● **Try it**: Each line of the data below that holds the word "email" is to be reported in full.

Data Start Marker

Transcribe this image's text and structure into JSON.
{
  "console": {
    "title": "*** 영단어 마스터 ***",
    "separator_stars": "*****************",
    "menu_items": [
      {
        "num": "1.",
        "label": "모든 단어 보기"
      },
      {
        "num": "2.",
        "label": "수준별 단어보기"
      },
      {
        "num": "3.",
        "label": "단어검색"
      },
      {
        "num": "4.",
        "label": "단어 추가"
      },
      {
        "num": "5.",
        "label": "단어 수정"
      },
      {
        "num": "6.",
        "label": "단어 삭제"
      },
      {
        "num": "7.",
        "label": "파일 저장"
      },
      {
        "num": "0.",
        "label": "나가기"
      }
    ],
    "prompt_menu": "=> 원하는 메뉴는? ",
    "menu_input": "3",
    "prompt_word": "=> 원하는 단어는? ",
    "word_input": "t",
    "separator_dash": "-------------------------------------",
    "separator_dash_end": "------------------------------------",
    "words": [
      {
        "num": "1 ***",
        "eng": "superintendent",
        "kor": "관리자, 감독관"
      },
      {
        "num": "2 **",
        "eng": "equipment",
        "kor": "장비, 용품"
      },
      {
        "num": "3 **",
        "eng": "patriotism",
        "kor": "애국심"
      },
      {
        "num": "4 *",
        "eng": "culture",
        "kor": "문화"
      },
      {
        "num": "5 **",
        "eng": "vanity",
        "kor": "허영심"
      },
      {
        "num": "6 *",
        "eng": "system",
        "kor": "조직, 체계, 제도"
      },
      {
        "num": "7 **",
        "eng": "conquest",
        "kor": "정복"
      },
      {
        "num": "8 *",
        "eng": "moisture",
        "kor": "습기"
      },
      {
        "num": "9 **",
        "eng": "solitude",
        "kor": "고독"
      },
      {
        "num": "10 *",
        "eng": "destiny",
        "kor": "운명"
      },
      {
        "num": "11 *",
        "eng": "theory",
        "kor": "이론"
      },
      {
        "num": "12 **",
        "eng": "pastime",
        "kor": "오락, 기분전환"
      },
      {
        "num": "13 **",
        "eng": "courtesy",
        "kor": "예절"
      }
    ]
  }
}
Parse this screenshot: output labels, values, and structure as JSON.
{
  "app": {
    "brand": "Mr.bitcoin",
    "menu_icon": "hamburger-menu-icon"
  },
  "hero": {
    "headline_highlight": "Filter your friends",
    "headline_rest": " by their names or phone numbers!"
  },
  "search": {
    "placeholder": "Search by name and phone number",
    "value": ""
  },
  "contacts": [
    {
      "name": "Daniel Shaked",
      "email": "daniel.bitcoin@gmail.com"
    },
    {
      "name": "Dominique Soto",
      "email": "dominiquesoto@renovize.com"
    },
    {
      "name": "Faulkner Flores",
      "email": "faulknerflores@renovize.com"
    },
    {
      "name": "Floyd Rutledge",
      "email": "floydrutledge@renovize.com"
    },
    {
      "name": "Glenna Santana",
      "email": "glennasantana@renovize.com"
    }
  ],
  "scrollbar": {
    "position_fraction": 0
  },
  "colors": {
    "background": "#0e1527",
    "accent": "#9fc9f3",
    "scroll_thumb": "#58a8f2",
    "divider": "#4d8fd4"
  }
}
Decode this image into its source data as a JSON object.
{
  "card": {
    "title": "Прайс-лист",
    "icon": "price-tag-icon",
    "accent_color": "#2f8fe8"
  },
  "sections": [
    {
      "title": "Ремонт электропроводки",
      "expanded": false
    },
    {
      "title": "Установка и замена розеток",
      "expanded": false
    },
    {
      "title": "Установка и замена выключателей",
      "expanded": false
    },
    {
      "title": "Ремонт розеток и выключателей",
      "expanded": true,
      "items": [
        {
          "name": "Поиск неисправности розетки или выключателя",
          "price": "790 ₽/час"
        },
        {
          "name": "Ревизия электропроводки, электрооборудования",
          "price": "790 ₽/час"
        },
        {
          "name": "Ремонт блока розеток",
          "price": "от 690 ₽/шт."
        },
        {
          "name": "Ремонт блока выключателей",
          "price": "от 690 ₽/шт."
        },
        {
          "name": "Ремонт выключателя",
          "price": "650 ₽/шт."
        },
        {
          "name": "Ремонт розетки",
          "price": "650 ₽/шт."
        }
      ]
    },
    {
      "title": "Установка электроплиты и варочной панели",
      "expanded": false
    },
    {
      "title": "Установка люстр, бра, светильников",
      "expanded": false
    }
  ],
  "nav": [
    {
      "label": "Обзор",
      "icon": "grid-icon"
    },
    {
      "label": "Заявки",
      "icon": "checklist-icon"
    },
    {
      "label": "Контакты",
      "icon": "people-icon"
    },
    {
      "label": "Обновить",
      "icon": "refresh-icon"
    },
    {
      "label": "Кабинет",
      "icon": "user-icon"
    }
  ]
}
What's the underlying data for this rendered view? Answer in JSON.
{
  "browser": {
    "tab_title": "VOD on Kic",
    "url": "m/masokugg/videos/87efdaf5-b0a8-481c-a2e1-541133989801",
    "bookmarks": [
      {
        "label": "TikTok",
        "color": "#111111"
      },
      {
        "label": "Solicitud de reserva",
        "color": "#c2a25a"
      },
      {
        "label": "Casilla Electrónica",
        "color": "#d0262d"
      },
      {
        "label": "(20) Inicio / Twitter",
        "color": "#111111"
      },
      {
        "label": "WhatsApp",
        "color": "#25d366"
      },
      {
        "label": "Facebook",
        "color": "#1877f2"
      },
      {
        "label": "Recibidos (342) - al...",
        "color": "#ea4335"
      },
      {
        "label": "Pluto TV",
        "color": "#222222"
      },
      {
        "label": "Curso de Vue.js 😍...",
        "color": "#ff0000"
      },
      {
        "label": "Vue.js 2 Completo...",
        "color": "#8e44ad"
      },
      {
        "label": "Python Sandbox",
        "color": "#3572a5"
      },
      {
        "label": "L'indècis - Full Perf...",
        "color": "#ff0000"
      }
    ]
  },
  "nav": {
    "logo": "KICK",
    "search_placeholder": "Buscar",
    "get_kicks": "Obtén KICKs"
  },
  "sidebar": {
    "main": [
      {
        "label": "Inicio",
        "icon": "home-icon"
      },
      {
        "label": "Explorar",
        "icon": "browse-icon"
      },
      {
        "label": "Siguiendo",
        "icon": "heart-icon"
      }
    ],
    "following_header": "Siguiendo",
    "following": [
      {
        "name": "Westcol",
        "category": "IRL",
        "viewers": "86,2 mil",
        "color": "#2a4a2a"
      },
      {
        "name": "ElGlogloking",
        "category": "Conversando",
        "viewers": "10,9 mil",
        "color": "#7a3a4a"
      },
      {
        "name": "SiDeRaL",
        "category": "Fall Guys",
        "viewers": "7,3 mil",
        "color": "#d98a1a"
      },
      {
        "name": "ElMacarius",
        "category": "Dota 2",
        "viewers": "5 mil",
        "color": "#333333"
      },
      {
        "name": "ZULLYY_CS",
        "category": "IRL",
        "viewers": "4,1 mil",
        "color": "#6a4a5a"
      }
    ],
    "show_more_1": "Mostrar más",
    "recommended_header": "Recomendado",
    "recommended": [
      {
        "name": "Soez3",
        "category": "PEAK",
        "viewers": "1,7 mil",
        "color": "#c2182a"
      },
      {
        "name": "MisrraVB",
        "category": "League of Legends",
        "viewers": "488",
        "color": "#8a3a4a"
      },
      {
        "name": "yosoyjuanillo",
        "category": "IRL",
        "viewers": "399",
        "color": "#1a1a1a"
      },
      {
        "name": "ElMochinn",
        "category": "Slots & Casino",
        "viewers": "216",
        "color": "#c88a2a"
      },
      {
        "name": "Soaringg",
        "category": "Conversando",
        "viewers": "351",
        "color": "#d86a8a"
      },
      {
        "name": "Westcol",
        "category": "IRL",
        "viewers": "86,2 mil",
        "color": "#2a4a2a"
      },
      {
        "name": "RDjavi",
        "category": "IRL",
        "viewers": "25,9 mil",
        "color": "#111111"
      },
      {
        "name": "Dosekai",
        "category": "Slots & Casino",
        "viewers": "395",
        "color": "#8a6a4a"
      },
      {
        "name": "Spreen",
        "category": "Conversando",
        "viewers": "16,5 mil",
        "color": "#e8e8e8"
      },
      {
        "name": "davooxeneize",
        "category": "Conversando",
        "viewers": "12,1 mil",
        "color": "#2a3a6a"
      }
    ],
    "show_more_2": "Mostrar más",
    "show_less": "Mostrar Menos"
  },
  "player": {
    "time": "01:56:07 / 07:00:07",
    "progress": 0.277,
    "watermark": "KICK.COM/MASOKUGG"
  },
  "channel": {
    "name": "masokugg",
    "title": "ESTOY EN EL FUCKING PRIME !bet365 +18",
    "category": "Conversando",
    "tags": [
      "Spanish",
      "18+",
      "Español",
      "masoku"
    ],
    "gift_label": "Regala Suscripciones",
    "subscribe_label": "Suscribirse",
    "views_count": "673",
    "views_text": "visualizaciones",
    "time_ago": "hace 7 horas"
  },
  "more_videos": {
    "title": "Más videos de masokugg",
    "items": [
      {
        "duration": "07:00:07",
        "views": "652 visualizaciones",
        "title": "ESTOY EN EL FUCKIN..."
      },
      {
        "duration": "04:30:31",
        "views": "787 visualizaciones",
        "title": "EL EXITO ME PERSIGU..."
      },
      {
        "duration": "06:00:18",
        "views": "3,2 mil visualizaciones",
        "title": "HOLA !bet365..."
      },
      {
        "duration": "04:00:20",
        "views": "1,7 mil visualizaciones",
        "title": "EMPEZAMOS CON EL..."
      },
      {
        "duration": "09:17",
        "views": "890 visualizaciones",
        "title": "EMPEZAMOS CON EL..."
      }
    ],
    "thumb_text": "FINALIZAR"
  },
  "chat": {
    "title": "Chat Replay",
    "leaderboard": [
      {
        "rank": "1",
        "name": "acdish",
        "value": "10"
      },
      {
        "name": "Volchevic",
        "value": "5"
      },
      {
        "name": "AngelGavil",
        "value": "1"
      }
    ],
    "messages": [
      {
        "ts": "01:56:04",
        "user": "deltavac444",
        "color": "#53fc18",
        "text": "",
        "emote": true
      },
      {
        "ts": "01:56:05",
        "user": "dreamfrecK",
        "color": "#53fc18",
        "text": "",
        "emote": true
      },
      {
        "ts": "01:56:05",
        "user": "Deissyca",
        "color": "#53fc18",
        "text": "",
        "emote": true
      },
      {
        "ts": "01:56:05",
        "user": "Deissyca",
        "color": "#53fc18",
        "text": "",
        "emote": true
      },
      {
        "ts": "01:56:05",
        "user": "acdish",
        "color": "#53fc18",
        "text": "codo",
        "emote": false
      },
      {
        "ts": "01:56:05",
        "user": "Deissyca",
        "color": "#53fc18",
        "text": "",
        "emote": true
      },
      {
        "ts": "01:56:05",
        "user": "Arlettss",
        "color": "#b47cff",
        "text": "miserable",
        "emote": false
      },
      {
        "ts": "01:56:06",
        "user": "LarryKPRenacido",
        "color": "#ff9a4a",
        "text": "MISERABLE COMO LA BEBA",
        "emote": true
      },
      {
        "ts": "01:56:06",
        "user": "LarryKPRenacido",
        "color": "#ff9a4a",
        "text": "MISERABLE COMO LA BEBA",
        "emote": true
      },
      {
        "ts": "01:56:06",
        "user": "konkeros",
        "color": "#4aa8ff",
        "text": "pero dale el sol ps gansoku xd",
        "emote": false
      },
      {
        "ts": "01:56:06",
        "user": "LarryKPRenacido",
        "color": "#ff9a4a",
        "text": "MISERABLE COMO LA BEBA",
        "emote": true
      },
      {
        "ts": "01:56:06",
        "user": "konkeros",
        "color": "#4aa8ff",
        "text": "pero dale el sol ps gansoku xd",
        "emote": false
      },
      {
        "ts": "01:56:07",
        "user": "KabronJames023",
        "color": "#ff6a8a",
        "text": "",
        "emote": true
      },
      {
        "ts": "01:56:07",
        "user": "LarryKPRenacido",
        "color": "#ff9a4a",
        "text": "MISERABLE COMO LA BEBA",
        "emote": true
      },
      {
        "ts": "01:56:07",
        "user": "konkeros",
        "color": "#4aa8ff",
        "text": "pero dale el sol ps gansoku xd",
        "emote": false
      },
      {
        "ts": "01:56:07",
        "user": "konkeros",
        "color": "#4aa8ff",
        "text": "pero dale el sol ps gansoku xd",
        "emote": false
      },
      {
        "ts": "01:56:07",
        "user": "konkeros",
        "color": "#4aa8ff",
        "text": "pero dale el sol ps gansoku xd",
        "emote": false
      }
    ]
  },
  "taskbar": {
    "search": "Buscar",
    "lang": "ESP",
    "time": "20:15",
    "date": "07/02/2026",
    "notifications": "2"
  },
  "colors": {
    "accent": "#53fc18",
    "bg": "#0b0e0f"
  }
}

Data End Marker

● **Reply to the task**:
      "email": "daniel.bitcoin@gmail.com"
      "email": "dominiquesoto@renovize.com"
      "email": "faulknerflores@renovize.com"
      "email": "floydrutledge@renovize.com"
      "email": "glennasantana@renovize.com"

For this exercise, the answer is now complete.